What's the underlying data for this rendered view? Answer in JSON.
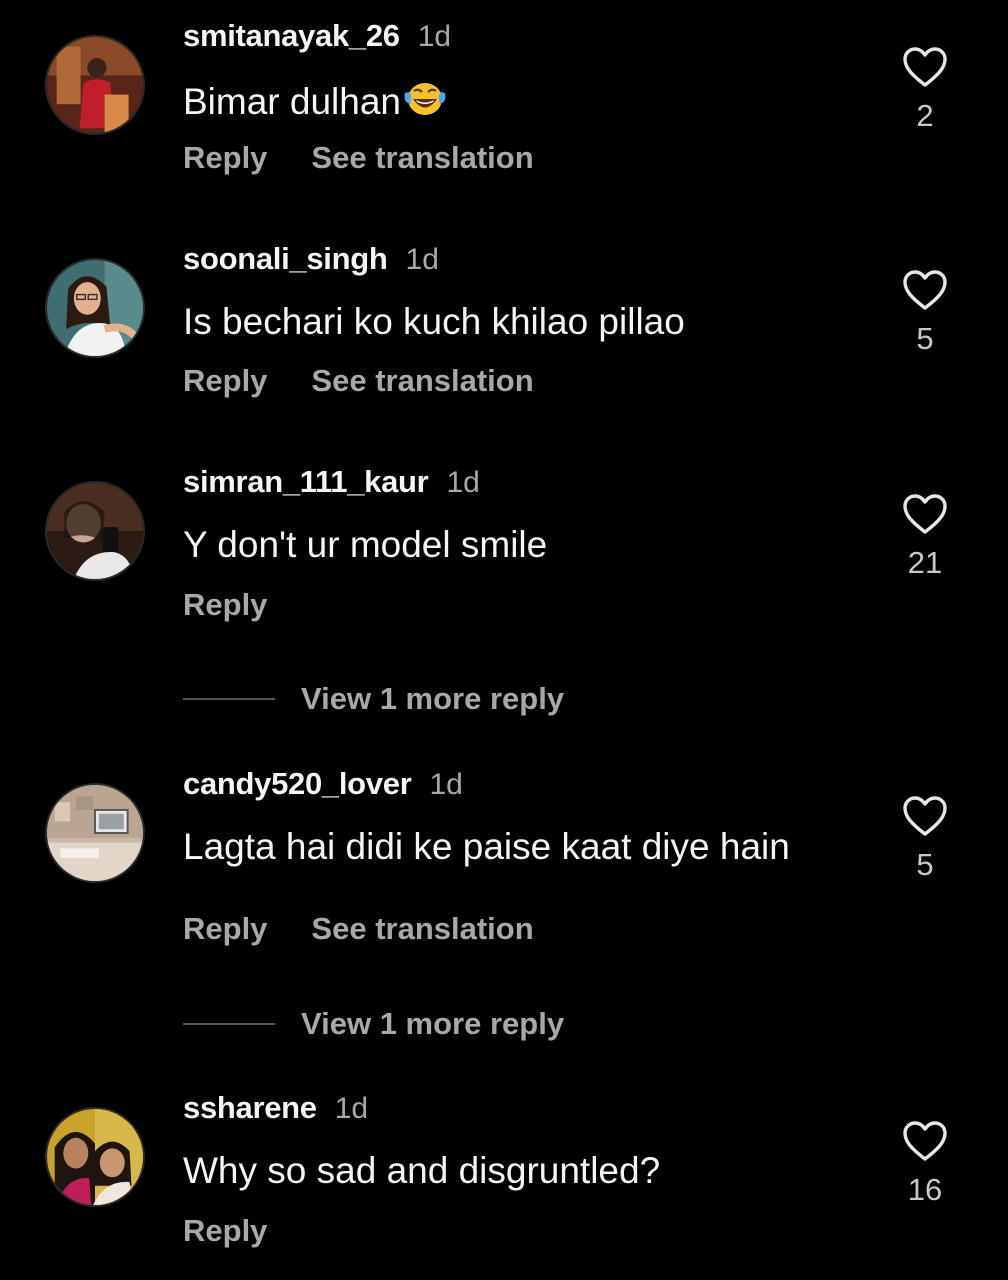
{
  "colors": {
    "background": "#000000",
    "primary_text": "#f5f5f5",
    "secondary_text": "#a8a8a8"
  },
  "comments": [
    {
      "username": "smitanayak_26",
      "time": "1d",
      "text": "Bimar dulhan",
      "emoji": "laughing-tears-emoji",
      "likes": "2",
      "reply_label": "Reply",
      "translate_label": "See translation"
    },
    {
      "username": "soonali_singh",
      "time": "1d",
      "text": "Is bechari ko kuch khilao pillao",
      "likes": "5",
      "reply_label": "Reply",
      "translate_label": "See translation"
    },
    {
      "username": "simran_111_kaur",
      "time": "1d",
      "text": "Y don't ur model smile",
      "likes": "21",
      "reply_label": "Reply",
      "view_replies_label": "View 1 more reply"
    },
    {
      "username": "candy520_lover",
      "time": "1d",
      "text": "Lagta hai didi ke paise kaat diye hain",
      "likes": "5",
      "reply_label": "Reply",
      "translate_label": "See translation",
      "view_replies_label": "View 1 more reply"
    },
    {
      "username": "ssharene",
      "time": "1d",
      "text": "Why so sad and disgruntled?",
      "likes": "16",
      "reply_label": "Reply"
    }
  ]
}
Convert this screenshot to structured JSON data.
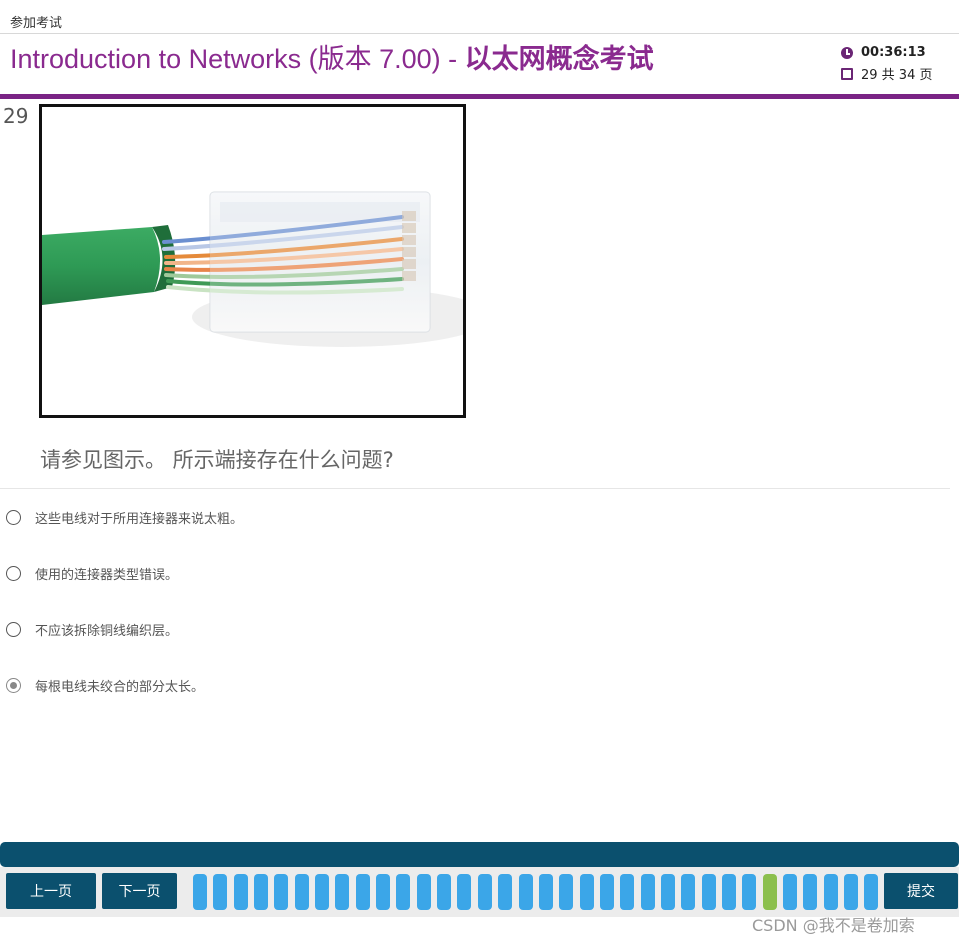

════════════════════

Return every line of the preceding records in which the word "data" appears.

What's the underlying data for this rendered view? Answer in JSON.
Convert this screenshot to structured JSON data.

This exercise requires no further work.